WORK TO COMPLETE =
This task calls for the complete listing below, reproduced exactly.

THE DATA =
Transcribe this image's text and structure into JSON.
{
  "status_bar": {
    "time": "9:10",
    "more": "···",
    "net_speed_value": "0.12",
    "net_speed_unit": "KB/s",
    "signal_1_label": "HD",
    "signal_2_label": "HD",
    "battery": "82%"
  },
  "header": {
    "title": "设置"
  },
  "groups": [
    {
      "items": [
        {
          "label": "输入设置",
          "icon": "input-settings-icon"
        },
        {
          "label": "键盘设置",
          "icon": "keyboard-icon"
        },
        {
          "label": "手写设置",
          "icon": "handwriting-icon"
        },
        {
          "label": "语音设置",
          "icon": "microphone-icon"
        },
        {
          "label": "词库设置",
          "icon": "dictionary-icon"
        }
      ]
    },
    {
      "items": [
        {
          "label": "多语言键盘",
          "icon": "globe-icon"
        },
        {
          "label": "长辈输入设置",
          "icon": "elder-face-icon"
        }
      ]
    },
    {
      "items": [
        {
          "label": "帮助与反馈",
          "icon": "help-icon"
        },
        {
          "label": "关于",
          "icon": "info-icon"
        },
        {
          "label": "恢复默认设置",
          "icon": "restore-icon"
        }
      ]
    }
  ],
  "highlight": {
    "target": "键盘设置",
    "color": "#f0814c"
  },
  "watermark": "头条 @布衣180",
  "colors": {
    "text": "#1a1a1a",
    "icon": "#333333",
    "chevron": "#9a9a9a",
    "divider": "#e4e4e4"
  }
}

FINAL ANSWER =
Transcribe this image's text and structure into JSON.
{
  "status_bar": {
    "time": "9:10",
    "more": "···",
    "net_speed_value": "0.12",
    "net_speed_unit": "KB/s",
    "signal_1_label": "HD",
    "signal_2_label": "HD",
    "battery": "82%"
  },
  "header": {
    "title": "设置"
  },
  "groups": [
    {
      "items": [
        {
          "label": "输入设置",
          "icon": "input-settings-icon"
        },
        {
          "label": "键盘设置",
          "icon": "keyboard-icon"
        },
        {
          "label": "手写设置",
          "icon": "handwriting-icon"
        },
        {
          "label": "语音设置",
          "icon": "microphone-icon"
        },
        {
          "label": "词库设置",
          "icon": "dictionary-icon"
        }
      ]
    },
    {
      "items": [
        {
          "label": "多语言键盘",
          "icon": "globe-icon"
        },
        {
          "label": "长辈输入设置",
          "icon": "elder-face-icon"
        }
      ]
    },
    {
      "items": [
        {
          "label": "帮助与反馈",
          "icon": "help-icon"
        },
        {
          "label": "关于",
          "icon": "info-icon"
        },
        {
          "label": "恢复默认设置",
          "icon": "restore-icon"
        }
      ]
    }
  ],
  "highlight": {
    "target": "键盘设置",
    "color": "#f0814c"
  },
  "watermark": "头条 @布衣180",
  "colors": {
    "text": "#1a1a1a",
    "icon": "#333333",
    "chevron": "#9a9a9a",
    "divider": "#e4e4e4"
  }
}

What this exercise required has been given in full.